The inclusion of non-compete clauses in employment contracts is on the rise. Many business owners include this clause in various work agreements, whether between executives, employees, freelancers, or contractors. The elements and enforceability of non-compete contracts are often misunderstood, and vague language or language that does not conform to the statute’s requirements can prevent it from holding up in court. Here is what business owners should know about non-compete contracts.
A non-compete agreement is a contract where employees agree not to work for a competitor or start a rivaling business after their employment ends. The clause prevents employees of one organization from using confidential and proprietary information to establish a competing company. It also prevents employees from soliciting clients, customers, or patients from the former employer.
A non-compete agreement aims to protect a business owner’s interest and assets in their business. It prevents employees from taking advantage of their training and knowledge and using it against the former employer by starting a competing establishment. It also prevents employees from sharing confidential information about their former employer.
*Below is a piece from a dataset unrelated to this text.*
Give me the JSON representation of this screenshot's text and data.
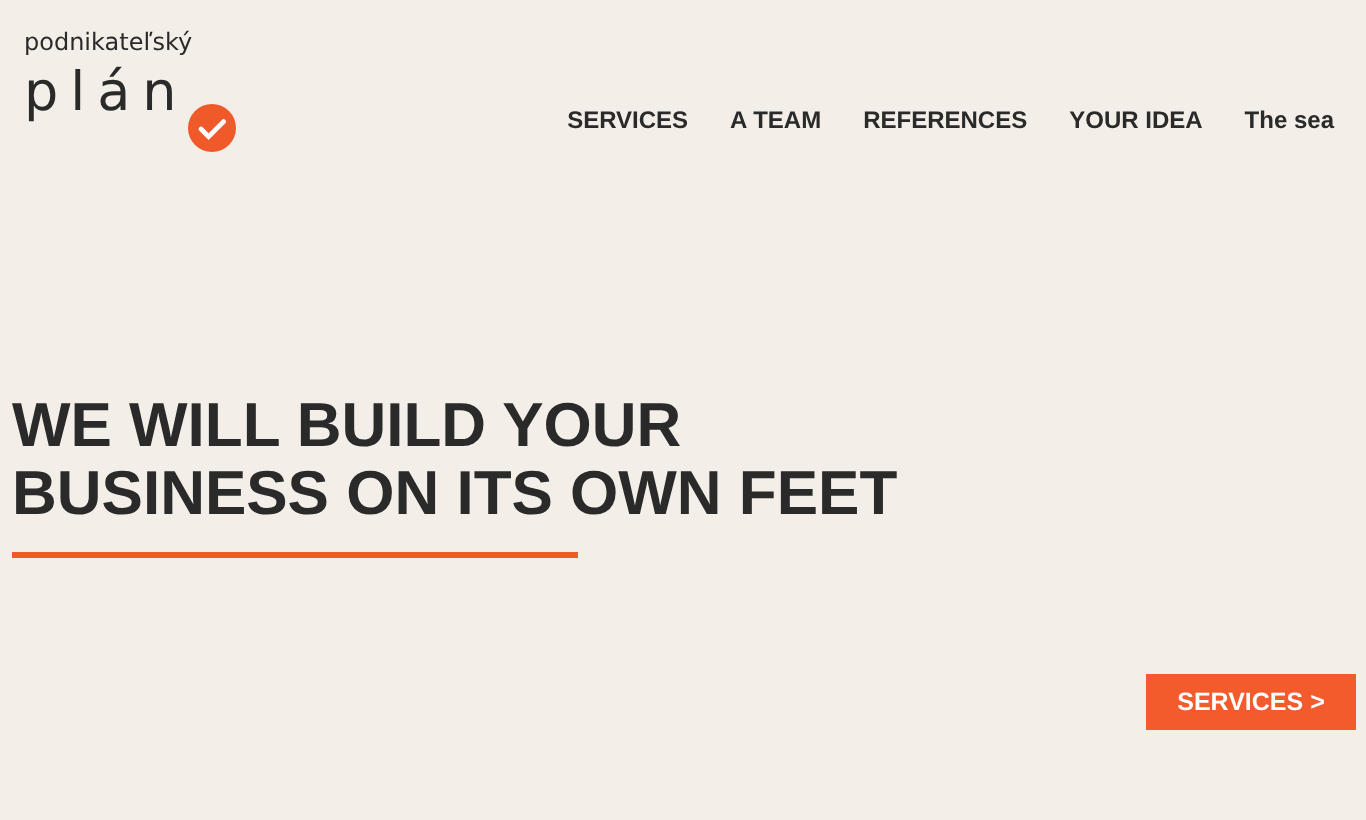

Florida is one of the few states where non-compete contracts are enforceable. Florida Statute 542.18 makes all contracts in restraint of trade unenforceable. Section 542.335 provides specific requirements to make a non-compete contract enforceable. All non-compete contracts must be in writing and signed by the employee to be enforceable. As discussed below, there are a few other elements every non-compete contract needs to be legally binding.
Legitimate Business Interest
The contract must be designed to protect a specific and legitimate business interest. By itself, simply telling an employee that he or she cannot work for a competitor will not be sufficient.
The contract needs to distinguish an amount of time the agreement should remain in effect after employment ends. This timeframe should be “reasonable,” as determined by the Florida courts. Anything less than six months will be deemed reasonable and anything over two years will be presumed to be unreasonable.
The non-compete agreement should specify the location that the clause is enforceable, acknowledging where the business currently resides and where they expect to do business in the future. For instance, it would be considered unreasonable to restrict an employee of a Florida-based business from starting a similar business in another state.
Line of business
Non-compete contracts should specify what activities the former employee cannot perform. It is important to be specific in this area, as vague language or broad associations will likely not be enforceable. For instance, it would be unreasonable to prevent a restaurant manager from seeking other employment in the food industry as part of a non-compete contract.
Business owners must prove there is considerable business interest in the competing business to file an injunction against a former employee. The three most common ways someone could breach a non-compete contract include:
- Soliciting clients, patients, or customers from a former employer
- Working for a rival company
- Starting a competing business
The business must prove their considerable business interest in the employee’s new workplace, such as:
- Sharing trade secrets
- Revealing confidential information
- The presence of specialized training
- Relationships with customers, patients, or clients
If you suspect a former employee violated your non-compete agreement, speak with a business attorney to file an injunction. The injunction will require the employee to stop the conflicting business activities.
Non-compete agreements are becoming a common feature of many business contracts. But the statute is both complicated and very specific. You should seek the assistance of an attorney whether you are developing a non-compete clause as part of your employment contract or believe a former employee has breached your non-compete agreement, In either event, Peppler Law, P.A. can help. Call us at 407-278-6073 to schedule a free consultation, or visit our office in Oviedo, FL.